David Callisch, vice president of corporate marketing at Sunnyvale-based Ruckus Wireless, Inc., has identified mobile carriers as a special “niche” for his company.
“Carriers are used to buying and licensing spectrum and are new to the Wi-Fi game,” he said. Callisch sees this as is an open invitation for partnering with Wi-Fi providers. Ruckus Wireless, which has been cash flow positive for the past six quarters, is one of the few wireless companies with plans to IPO in the near future.
“It’s hard to IPO if you’re a real tech company, since there isn’t a lot of venture capital to go around. This isn’t quite like social media,” said Professor Goldsmith, who co-founded her own wireless company, Quantenna Communications, Inc., in 2006.
A strategic alternative for smaller wireless providers in a time of market growth is to seek a buyer.

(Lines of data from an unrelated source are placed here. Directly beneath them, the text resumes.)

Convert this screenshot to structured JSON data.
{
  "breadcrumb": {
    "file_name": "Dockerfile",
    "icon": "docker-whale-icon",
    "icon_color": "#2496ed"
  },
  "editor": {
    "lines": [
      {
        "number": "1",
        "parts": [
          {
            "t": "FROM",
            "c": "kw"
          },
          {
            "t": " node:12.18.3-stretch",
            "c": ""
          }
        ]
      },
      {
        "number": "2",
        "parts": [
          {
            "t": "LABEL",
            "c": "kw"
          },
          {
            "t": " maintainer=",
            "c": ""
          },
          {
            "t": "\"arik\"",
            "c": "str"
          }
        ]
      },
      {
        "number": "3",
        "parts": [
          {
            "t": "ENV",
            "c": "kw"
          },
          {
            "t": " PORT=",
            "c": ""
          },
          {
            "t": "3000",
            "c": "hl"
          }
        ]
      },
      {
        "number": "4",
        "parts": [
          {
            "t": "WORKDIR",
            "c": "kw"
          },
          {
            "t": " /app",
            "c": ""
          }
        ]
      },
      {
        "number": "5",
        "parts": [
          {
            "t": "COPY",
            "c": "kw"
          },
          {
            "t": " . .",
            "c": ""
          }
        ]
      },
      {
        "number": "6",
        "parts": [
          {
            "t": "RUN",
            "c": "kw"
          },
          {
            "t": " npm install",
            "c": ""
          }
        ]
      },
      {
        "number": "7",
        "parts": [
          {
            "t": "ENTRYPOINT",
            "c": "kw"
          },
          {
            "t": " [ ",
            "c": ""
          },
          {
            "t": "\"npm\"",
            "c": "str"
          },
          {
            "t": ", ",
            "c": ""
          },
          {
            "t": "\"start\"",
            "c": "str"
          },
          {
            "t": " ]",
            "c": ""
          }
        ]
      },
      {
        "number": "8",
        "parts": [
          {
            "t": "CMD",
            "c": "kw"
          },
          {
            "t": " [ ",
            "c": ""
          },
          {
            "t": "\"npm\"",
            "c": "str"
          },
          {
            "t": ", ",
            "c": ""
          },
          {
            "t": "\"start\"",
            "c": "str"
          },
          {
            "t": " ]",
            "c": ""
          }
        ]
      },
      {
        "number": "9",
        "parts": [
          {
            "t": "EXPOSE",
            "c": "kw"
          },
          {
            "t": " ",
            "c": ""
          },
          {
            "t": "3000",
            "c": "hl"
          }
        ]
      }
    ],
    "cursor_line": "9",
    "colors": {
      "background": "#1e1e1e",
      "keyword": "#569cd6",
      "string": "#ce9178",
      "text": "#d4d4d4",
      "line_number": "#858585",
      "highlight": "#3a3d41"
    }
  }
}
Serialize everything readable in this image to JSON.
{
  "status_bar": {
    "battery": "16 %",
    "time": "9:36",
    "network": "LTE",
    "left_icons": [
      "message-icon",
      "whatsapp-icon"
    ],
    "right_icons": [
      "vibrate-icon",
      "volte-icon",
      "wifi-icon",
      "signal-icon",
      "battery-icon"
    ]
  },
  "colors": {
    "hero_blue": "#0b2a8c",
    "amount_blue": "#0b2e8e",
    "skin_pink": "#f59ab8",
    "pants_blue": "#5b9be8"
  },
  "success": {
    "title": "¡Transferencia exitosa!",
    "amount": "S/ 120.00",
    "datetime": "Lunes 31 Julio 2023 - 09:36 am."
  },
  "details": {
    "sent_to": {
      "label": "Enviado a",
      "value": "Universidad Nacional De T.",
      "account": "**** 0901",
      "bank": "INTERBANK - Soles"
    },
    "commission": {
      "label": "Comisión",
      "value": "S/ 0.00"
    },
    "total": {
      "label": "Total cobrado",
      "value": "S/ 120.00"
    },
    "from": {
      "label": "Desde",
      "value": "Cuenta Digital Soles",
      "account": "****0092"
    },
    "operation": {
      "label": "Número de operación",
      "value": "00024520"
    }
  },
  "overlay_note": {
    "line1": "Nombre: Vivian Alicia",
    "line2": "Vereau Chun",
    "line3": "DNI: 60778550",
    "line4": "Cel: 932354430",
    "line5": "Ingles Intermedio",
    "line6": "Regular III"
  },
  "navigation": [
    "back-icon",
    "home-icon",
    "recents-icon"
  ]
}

Acquisitions are growing more common, especially with large hardware companies and mobile carriers looking to offer wireless service to their customers. Ericsson, for example, acquired BelAir Networks, a Ruckus competitor in the carrier space, in February. Dell purchased networking hardware provider Force10 last year.
“Everybody wants to have a wireless networking solution,” says Baird analyst Jayson Noland. “We’re going to see more market consolidation, more buyouts over the next year.”
Kiren Sekar of Meraki assesses the situation differently: “Consolidation is not necessarily what’s happening; if a company doesn’t have clear differentiation in the market, they will get bought.”
Editor’s Note: In an earlier version of this article, Amy Maier was incorrectly identified as the spokesperson for the Las Vegas Convention Center. She is the spokesperson for Smart City Networks, the internet provider for the Las Vegas Convention Center.